Your objective -> In the listing that follows, count each line containing the string "Upload" and report only the count.

Input ->
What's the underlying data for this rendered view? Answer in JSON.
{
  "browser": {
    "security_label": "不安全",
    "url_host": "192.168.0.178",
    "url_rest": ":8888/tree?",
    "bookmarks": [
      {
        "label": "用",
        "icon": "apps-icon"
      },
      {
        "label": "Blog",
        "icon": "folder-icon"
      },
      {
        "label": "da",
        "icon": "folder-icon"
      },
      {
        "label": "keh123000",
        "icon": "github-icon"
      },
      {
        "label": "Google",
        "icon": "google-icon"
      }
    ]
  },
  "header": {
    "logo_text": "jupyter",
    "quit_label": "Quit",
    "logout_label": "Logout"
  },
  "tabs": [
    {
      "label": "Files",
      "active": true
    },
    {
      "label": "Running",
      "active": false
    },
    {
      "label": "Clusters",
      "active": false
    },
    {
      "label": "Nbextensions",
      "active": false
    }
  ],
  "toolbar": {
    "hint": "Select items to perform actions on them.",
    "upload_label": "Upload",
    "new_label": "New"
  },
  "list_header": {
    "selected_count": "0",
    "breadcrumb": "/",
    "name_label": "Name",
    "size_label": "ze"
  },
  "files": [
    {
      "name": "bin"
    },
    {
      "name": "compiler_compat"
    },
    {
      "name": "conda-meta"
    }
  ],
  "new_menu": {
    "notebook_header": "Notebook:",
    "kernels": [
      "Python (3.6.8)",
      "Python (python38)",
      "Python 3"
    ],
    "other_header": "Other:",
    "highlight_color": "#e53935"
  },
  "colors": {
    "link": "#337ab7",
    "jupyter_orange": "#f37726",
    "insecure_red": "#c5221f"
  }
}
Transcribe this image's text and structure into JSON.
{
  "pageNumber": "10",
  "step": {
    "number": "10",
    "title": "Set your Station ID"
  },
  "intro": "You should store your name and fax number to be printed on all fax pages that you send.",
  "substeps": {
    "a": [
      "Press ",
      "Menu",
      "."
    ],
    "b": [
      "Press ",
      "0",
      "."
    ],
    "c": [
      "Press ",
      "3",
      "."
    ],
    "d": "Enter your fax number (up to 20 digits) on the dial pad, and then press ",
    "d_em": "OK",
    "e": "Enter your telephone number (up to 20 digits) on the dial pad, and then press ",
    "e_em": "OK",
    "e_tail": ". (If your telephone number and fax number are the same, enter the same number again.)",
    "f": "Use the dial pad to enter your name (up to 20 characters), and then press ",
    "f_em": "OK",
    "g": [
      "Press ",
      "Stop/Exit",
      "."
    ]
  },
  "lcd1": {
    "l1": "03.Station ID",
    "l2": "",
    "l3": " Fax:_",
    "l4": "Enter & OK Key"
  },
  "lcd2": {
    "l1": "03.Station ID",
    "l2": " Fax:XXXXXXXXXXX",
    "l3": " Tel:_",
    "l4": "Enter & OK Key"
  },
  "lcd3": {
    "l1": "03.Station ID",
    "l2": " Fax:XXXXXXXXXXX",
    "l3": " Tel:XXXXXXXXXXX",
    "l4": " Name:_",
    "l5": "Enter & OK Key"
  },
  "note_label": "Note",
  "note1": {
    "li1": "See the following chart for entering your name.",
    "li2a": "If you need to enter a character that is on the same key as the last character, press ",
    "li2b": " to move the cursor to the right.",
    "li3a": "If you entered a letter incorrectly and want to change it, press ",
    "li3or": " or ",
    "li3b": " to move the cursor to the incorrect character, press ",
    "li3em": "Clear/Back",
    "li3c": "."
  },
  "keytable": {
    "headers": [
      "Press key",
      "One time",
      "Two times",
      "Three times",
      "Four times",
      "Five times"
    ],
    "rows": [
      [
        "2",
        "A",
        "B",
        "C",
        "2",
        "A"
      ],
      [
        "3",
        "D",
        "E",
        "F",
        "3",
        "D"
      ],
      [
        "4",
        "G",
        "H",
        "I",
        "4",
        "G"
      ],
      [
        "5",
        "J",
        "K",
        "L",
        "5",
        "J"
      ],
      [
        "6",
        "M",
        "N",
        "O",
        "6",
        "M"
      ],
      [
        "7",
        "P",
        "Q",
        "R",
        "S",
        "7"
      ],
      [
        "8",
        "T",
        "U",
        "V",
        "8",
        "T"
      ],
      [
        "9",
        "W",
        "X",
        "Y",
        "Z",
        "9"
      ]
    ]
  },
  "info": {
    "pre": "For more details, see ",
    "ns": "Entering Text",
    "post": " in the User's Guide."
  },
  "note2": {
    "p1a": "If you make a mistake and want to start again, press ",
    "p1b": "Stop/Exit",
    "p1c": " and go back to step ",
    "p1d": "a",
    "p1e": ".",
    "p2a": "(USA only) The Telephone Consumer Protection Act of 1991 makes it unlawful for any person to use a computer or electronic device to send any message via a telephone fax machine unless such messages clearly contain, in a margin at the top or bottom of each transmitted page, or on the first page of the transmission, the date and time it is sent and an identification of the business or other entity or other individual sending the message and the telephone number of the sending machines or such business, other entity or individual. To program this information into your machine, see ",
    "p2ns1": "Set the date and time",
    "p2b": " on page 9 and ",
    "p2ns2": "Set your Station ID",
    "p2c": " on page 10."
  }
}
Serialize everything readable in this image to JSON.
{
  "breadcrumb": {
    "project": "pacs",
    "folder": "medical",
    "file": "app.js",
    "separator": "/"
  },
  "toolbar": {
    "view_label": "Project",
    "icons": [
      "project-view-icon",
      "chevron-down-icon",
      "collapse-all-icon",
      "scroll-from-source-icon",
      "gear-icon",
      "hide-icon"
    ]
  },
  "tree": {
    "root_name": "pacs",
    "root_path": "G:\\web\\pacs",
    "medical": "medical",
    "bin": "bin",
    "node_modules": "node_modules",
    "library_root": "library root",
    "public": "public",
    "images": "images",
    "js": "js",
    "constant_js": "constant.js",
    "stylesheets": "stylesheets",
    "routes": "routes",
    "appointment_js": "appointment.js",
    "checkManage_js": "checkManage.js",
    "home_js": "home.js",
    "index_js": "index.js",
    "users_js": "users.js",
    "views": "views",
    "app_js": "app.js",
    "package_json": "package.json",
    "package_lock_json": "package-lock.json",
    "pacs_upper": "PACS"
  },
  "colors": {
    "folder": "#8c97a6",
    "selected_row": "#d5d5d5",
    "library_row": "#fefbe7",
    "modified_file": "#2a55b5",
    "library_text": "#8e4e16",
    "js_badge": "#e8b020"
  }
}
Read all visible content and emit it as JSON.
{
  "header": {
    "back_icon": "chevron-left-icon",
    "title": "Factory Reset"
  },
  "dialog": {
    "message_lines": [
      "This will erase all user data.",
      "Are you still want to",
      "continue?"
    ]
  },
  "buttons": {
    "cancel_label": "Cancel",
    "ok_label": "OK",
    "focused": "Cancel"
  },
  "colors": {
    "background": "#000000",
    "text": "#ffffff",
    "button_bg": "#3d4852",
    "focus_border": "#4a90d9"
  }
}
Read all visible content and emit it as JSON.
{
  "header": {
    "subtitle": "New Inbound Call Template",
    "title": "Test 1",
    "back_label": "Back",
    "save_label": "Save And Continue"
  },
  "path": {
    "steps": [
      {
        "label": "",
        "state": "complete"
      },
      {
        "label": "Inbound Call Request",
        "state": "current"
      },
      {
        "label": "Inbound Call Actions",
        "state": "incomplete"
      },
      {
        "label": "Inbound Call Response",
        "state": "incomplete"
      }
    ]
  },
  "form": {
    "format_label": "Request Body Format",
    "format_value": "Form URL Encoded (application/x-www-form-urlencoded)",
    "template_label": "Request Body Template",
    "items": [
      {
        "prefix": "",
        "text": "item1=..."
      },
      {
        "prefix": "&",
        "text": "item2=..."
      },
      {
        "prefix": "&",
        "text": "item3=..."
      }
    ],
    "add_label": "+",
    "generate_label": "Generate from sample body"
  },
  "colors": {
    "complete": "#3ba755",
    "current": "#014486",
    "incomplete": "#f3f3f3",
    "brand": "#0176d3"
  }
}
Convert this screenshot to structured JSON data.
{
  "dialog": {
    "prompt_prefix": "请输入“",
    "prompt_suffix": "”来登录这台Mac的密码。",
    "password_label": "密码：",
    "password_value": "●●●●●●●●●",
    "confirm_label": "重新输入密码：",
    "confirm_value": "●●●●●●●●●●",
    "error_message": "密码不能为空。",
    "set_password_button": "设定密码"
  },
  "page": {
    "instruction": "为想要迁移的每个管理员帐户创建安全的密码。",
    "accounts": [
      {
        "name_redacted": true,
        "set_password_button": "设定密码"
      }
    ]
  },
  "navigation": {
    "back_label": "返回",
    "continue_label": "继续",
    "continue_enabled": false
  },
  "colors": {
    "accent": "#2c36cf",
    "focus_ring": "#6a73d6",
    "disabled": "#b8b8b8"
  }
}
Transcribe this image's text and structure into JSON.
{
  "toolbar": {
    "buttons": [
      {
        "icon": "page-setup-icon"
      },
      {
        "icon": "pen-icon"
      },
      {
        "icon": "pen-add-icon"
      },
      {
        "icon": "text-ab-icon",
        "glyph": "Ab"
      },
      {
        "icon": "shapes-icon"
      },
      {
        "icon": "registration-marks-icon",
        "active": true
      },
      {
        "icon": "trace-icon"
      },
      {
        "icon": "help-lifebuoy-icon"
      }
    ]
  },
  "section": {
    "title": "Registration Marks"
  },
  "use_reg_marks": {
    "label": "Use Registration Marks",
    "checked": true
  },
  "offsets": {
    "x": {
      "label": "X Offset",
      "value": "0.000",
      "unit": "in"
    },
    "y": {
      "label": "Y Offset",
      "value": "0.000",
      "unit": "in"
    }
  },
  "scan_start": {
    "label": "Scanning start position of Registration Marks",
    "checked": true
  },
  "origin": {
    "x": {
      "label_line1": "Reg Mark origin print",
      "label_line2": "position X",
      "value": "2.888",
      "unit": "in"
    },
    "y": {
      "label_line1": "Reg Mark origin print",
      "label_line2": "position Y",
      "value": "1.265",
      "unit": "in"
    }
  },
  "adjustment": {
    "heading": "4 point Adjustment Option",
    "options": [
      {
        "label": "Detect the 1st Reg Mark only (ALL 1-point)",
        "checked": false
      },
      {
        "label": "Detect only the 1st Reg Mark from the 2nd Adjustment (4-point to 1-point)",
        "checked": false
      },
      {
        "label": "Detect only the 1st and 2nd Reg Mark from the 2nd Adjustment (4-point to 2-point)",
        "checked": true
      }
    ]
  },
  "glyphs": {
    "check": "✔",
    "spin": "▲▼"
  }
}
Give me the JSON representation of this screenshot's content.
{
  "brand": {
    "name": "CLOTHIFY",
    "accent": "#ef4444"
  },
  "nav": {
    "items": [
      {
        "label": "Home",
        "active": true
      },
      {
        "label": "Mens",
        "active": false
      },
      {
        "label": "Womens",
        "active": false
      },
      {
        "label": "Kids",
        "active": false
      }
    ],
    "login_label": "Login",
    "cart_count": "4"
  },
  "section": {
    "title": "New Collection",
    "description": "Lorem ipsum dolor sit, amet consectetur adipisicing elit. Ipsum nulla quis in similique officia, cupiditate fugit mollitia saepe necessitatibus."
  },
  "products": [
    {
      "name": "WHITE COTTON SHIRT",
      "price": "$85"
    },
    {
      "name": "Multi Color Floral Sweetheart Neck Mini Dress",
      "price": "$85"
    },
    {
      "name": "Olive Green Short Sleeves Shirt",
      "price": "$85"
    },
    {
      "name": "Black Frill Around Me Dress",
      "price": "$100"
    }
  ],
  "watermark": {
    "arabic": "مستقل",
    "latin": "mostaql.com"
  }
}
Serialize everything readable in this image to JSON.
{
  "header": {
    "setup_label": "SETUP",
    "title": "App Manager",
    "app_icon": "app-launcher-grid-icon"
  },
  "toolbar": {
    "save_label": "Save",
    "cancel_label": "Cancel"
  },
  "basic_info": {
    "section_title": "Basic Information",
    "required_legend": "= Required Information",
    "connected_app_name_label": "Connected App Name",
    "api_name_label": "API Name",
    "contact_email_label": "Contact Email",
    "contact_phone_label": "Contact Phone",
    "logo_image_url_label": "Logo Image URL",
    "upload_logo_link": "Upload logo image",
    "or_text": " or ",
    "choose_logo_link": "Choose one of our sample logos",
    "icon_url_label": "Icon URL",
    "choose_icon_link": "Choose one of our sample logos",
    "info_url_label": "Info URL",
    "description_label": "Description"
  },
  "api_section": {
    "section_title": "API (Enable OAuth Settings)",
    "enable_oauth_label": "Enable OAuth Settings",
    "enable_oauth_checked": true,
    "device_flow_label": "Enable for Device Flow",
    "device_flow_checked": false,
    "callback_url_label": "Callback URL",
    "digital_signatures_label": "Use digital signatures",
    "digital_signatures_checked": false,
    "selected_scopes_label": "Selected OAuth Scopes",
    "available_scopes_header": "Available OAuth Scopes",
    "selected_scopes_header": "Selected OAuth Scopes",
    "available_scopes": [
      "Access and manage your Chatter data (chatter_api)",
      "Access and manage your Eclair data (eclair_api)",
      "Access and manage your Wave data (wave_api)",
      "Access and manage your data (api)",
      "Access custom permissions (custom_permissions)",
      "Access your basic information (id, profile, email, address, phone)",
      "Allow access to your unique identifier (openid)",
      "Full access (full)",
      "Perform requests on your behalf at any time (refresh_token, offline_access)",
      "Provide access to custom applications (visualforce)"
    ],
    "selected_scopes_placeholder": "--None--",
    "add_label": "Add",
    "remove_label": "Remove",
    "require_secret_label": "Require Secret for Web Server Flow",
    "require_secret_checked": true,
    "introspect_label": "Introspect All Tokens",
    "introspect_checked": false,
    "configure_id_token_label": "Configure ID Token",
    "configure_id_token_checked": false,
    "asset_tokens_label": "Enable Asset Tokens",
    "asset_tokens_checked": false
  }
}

Exercise solution -> 2